Clearly the restrictions on movement, settlements, the closure of the Gaza Strip have made an impact on Palestine as a whole, but have had a strong impact on Palestinian women and their families.
“It’s true that in order to achieve true peace and security, the occupation must end,” Viezzer added.
There is also work to be done on advancing the role of women so they can be full participants in Palestinian society with the same rights as the men, Viezzer said.
PA Minister for Women’s Affairs Haifa El-Agha told the small gathering in the conference room of the Grand Park Hotel that she is proud to be a Palestinian woman.
(Haifa El-Agha. Photo: Tovah Lazaroff.)
“We are in a new era. We will hold accountable anyone who violates women and girls and Palestinian women in particular,” El-Agha said.
The empowerment plan, she added, “opens the door for women to participate in the political and social spheres.”
Women make up half of Palestinian society and the other half, were raised by women, El-Agha said.
Palestinian women today, she said, “are martyrs and prisoners” or they are the “wives of martyrs and prisoners,” she said.
They have “a lot of responsibilities and burdens in bringing up their families.” They are resilient and strong women who are “building a new generation,” she said.
The EU and UN officials who were contacted for this article focused their discussions with The Jerusalem Post on the empowerment plan as a tool to help women become more active in politics and peacemaking.
To date, only some 63 countries, including the US and Canada, have adopted such a plan. Israel has not yet done so. UN Women spokesperson Nanette Braun said that it was up to each individual country to decide what to include in their National Action Plan.
El-Agha told the Post she was proud that, “We are the second state [in the region] after Iraq to adopt a [UNSCR 1325] plan.”
It’s important because Palestinian women suffer from domestic and internal violence as well as from “Israeli ‘crimes’ and ‘occupation,’” she said.
Officials from the UN and the EU had orally pledged support for the plan, but El-Agha said she was still waiting for written approvals.
She was also hopeful that Norway would come through with funding.
“We want the donor states to adopt responsibility for funding these projects.” But they need time to study and read the plan, for which, she said, she hoped $3m. could be raised.
“Women have the right to be protected, from internal and external violence,” she said.
Efforts to bring Israel to the ICC are an important part of ensuring the safety of Palestinian women, she added.
“Palestine can defend its people like any other state, like Israel defends its people,” El-Agha said.
“Once we establish peace, security, and safety in the region, there won’t be violence.”

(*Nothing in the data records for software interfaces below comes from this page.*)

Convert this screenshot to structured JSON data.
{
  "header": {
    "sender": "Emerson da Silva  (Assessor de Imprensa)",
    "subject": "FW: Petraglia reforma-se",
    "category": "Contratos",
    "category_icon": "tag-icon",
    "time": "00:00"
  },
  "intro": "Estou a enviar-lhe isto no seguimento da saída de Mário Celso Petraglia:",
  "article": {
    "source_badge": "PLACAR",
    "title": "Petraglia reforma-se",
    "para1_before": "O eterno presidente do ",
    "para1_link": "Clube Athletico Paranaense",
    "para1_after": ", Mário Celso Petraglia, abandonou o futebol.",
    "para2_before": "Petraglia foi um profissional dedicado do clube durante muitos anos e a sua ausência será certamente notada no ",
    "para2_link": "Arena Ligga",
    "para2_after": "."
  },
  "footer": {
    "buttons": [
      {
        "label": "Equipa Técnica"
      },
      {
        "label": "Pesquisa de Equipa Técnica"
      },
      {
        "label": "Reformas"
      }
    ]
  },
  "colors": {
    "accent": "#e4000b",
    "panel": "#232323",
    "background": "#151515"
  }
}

The Foreign Ministry in Jerusalem told the Post: “We regret that once again the Palestinians are exploiting the arena of the UN to issue false accusations against Israel, instead of dealing with the core problems [of discrimination] that women face in the West Bank and Gaza.”
Adam Rasgon contributed to this report.